ADAMS-KERR DOUBLE ACTION REVOLVER OF 1858
I happened across Adams’ double action revolver at the State Historical Museum Of Iowa during a recent trip to Des Moines, and it piqued my interest, even before I knew it was among the first double action revolvers ever made. The strange shape of the grip, comparative to the other well-known revolvers of its time, really caught my eye. It looked incredibly comfortable in that it allows for a high and more centered grip with a slight beavertail as well. The Adams & Kerr revolver also caught my interest by its rarity as well. The museum card stated that only 600 were produced, however, other sources have stated that number was the amount bought by the American military.
Due to the museum’s glass case and the position of the Adams revolver, I wasn’t able to get any better pictures, so the following photos are courtesy of Ancestry Guns. They also have the double action revolver up for sale if you can spare almost $3,800 for a fascinating piece of history.

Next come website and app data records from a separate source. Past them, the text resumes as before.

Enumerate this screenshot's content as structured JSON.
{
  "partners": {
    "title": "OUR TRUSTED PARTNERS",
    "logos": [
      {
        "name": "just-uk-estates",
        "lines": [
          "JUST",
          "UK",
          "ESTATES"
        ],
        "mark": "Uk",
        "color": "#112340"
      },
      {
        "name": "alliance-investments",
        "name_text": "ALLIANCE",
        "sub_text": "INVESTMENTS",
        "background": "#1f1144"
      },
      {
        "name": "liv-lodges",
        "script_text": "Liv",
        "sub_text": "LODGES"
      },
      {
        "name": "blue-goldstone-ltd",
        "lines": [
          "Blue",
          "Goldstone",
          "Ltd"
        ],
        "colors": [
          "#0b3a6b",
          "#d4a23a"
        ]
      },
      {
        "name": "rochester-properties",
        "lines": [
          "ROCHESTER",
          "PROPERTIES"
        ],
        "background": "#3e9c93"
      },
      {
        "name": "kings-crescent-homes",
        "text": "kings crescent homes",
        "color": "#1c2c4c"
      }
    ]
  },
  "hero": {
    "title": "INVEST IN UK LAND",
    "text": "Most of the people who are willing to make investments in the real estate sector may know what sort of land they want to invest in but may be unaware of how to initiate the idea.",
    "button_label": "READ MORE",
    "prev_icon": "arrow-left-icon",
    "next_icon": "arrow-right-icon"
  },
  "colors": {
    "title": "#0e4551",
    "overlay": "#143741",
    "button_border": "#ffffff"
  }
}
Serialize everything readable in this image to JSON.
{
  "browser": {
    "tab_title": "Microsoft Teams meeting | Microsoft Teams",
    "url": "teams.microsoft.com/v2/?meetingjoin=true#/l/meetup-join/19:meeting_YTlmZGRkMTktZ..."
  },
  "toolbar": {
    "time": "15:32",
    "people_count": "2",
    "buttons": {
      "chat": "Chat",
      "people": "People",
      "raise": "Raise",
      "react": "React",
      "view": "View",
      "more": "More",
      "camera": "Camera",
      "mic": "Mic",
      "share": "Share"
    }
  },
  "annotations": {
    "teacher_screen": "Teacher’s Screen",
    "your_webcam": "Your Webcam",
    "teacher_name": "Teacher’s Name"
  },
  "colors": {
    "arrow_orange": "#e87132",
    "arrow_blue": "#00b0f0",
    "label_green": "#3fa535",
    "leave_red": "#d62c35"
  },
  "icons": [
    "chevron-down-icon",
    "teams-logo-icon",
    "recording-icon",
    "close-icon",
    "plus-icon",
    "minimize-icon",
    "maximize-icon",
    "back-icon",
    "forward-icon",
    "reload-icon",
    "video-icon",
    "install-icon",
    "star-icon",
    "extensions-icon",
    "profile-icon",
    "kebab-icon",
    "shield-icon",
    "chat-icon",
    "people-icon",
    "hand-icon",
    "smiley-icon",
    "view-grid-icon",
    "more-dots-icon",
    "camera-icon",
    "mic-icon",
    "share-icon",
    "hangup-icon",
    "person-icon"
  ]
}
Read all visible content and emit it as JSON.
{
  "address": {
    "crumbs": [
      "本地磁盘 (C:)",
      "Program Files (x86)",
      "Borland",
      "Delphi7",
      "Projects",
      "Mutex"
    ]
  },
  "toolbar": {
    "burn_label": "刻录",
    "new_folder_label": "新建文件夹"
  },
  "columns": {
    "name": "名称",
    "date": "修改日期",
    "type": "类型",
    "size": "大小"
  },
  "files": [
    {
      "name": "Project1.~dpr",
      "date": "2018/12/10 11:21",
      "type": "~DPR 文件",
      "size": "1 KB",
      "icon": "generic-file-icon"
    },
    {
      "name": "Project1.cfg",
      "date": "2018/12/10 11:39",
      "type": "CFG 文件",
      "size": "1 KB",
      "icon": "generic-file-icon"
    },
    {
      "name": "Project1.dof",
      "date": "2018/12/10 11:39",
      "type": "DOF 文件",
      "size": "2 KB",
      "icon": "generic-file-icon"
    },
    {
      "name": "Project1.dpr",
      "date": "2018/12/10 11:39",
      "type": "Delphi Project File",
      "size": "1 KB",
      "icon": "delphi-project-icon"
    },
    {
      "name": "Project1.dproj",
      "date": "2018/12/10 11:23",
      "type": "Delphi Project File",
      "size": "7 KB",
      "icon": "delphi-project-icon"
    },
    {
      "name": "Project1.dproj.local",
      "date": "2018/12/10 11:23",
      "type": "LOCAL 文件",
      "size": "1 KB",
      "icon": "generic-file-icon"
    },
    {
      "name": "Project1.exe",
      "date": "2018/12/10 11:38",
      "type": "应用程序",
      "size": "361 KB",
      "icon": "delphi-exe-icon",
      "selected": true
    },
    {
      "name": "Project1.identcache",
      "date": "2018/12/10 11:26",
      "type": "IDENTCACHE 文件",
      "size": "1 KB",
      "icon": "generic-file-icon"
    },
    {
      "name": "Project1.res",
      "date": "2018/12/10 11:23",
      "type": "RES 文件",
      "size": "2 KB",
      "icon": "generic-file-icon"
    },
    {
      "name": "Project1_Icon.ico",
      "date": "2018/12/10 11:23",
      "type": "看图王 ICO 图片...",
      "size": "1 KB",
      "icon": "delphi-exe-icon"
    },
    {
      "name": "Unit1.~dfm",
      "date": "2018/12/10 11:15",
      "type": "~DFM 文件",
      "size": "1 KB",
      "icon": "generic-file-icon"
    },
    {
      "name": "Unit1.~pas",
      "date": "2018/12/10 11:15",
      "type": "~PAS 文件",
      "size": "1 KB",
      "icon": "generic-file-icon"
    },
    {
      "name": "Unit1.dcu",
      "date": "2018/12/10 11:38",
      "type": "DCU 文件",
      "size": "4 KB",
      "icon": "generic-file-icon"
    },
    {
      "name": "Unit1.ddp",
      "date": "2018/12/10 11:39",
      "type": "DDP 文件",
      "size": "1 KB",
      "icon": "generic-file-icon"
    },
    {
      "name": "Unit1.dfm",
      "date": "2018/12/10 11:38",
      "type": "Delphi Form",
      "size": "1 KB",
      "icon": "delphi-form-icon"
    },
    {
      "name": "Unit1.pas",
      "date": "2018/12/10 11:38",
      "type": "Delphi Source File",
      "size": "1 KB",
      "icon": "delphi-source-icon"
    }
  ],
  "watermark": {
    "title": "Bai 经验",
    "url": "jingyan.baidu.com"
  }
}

Although the Adams-Kerr revolver of 1858 wasn’t widely produced, Adams’ design had several iterations of different calibers and sizes over the twenty plus years since his first double action revolver patent in 1851. There are also several different names attached to Adams design. The video from the Capandball YouTube channel below shows one of the Adams revolvers in action.
While researching the Adams revolvers, I stumbled on an excellent article from Matthew Moss that dives into the history of the Adams design, as well as the direct competition of the Adams double action vs. the Colt single action.
The example of the Adams-Kerr revolver I found in Des Moines was documented as having belonged to General James Tuttle of Iowa, who set out with the 2nd Iowa Infantry Regiment shortly after the American Civil War began. According to the museum, General Tuttle was known for his aggressiveness and leadership, as well as continuing to fight after being wounded. General Tuttle also made an unsuccessful bid for the governorship of Iowa in 1863.
I’m sure some Civil War and black powder enthusiasts weren’t surprised to learn about the involvement of a double action revolver being as aged as it is, but I was intrigued by what I learned and I hope you enjoyed the time travel as much as I have for this edition of TFB’s Wheelgun Wednesday. What do you think about the Adams double action design?